Exercise brief: Which lines in the listing below contain the word "Media"? Copy each one.
Top of Records supplied
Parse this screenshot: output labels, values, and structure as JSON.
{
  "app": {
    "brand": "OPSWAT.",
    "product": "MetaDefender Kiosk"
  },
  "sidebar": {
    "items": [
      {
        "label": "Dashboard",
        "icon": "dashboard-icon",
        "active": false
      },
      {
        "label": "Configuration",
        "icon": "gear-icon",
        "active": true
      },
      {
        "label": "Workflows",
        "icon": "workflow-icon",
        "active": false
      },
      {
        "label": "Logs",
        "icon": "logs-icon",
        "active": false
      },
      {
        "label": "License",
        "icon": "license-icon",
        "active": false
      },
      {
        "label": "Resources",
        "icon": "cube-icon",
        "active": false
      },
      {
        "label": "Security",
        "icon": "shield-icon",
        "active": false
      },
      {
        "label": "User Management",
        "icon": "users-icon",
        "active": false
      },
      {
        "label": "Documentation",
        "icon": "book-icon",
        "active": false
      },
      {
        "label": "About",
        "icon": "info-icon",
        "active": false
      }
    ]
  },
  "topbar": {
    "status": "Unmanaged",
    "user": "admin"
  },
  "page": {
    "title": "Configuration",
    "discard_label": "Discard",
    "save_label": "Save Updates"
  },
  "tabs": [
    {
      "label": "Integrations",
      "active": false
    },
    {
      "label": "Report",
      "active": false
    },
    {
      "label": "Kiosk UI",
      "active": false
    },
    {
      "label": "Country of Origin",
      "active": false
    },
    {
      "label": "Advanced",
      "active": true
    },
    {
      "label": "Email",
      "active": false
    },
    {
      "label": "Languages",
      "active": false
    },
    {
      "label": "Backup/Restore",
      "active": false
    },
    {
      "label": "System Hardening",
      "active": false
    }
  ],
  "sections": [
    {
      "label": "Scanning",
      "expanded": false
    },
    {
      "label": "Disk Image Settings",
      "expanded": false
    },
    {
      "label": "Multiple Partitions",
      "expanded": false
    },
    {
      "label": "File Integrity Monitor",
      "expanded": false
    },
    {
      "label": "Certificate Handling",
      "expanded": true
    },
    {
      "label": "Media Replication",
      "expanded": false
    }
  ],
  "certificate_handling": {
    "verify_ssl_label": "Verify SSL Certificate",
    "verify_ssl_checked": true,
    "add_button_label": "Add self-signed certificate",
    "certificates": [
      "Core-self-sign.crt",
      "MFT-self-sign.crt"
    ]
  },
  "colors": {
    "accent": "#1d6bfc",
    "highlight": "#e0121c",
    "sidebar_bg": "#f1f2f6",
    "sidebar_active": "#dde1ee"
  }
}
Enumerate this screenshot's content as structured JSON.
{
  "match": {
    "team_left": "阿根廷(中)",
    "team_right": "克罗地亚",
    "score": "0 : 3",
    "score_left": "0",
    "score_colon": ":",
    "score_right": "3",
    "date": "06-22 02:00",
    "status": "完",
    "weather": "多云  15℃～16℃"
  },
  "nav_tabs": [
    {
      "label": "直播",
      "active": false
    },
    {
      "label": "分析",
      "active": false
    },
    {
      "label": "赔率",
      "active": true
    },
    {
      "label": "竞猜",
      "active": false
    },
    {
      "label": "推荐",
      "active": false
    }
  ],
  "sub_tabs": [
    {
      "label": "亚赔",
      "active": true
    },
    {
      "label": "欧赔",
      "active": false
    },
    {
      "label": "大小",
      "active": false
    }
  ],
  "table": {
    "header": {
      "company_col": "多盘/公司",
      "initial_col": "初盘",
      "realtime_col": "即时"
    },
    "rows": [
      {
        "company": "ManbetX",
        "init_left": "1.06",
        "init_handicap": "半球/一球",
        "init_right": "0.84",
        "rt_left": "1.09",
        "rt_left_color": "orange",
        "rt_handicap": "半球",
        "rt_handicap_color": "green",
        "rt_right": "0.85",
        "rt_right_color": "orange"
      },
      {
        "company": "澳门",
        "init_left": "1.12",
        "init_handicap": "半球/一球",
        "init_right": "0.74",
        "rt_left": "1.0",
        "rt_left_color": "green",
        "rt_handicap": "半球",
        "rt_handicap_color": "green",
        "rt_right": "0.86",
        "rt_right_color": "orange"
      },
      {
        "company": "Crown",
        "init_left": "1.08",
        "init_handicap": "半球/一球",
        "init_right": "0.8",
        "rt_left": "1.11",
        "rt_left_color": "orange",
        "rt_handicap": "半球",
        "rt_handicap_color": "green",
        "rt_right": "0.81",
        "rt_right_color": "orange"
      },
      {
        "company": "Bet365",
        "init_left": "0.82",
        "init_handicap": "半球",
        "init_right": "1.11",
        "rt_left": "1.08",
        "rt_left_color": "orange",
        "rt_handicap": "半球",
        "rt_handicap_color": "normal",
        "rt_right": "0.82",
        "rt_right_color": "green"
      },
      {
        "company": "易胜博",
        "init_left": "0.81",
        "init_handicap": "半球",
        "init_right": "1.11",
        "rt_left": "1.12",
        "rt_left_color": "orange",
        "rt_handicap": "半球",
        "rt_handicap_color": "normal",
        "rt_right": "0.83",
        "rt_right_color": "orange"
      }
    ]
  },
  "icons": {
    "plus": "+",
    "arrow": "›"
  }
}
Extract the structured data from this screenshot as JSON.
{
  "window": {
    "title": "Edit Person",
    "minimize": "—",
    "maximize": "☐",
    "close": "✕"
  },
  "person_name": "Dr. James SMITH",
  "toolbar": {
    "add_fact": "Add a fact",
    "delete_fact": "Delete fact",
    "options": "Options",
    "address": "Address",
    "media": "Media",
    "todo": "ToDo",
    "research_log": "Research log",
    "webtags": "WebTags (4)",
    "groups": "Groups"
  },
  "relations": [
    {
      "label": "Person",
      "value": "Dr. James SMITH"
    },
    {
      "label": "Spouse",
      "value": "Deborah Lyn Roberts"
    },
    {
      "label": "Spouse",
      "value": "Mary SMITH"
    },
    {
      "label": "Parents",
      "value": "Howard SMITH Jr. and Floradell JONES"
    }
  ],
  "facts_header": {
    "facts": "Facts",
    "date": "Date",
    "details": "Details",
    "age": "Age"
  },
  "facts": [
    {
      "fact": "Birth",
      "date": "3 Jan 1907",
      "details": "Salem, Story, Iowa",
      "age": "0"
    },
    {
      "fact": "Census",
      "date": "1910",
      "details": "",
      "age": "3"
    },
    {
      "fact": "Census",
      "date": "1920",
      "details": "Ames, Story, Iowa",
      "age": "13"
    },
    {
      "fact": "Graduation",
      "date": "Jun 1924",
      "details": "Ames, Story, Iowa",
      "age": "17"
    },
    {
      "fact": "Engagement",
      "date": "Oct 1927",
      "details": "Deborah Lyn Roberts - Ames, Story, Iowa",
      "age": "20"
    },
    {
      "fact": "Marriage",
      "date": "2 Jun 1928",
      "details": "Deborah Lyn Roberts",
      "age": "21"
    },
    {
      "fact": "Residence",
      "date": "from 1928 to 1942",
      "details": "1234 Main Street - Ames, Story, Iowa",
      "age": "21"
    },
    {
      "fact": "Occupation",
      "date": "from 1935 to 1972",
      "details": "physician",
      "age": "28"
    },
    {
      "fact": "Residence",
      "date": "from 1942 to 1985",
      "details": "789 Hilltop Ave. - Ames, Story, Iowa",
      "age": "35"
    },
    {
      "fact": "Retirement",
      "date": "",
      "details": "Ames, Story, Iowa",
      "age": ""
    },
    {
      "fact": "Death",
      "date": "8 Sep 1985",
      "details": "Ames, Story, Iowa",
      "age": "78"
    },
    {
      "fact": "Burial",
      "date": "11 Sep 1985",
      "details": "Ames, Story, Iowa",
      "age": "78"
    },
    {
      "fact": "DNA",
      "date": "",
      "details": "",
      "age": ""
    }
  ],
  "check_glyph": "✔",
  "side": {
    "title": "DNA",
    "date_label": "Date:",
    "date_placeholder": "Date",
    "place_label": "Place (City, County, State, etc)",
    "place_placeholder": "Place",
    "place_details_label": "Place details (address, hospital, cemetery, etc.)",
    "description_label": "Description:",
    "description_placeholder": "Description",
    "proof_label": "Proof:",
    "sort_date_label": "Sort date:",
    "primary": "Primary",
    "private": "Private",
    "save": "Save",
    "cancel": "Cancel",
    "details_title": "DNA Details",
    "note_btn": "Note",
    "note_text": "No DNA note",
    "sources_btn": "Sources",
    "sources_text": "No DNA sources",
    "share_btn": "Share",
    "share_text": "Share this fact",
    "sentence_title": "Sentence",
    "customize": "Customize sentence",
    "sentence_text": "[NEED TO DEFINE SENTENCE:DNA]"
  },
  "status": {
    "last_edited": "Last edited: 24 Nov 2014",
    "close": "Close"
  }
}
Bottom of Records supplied
Result of the exercise:
      "label": "Media Replication",
    "media": "Media",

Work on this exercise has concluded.